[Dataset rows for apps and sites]
----------------------------------------

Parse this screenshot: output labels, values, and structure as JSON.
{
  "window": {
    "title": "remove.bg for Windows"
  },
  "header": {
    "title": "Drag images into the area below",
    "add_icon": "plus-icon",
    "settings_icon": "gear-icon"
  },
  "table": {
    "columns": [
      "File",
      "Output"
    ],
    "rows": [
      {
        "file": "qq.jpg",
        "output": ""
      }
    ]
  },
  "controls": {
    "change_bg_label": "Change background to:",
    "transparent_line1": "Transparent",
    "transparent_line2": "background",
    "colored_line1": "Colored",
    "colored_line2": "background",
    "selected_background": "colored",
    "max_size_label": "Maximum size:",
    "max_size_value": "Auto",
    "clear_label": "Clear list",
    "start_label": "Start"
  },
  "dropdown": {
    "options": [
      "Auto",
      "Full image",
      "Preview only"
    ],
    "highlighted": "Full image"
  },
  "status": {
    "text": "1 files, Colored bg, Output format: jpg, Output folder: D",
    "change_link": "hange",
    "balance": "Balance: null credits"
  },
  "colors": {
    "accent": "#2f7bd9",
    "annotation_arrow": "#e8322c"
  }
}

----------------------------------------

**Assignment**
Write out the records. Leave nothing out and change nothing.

**Your response**
Parse this screenshot: output labels, values, and structure as JSON.
{
  "window": {
    "title": "remove.bg for Windows"
  },
  "header": {
    "title": "Drag images into the area below",
    "add_icon": "plus-icon",
    "settings_icon": "gear-icon"
  },
  "table": {
    "columns": [
      "File",
      "Output"
    ],
    "rows": [
      {
        "file": "qq.jpg",
        "output": ""
      }
    ]
  },
  "controls": {
    "change_bg_label": "Change background to:",
    "transparent_line1": "Transparent",
    "transparent_line2": "background",
    "colored_line1": "Colored",
    "colored_line2": "background",
    "selected_background": "colored",
    "max_size_label": "Maximum size:",
    "max_size_value": "Auto",
    "clear_label": "Clear list",
    "start_label": "Start"
  },
  "dropdown": {
    "options": [
      "Auto",
      "Full image",
      "Preview only"
    ],
    "highlighted": "Full image"
  },
  "status": {
    "text": "1 files, Colored bg, Output format: jpg, Output folder: D",
    "change_link": "hange",
    "balance": "Balance: null credits"
  },
  "colors": {
    "accent": "#2f7bd9",
    "annotation_arrow": "#e8322c"
  }
}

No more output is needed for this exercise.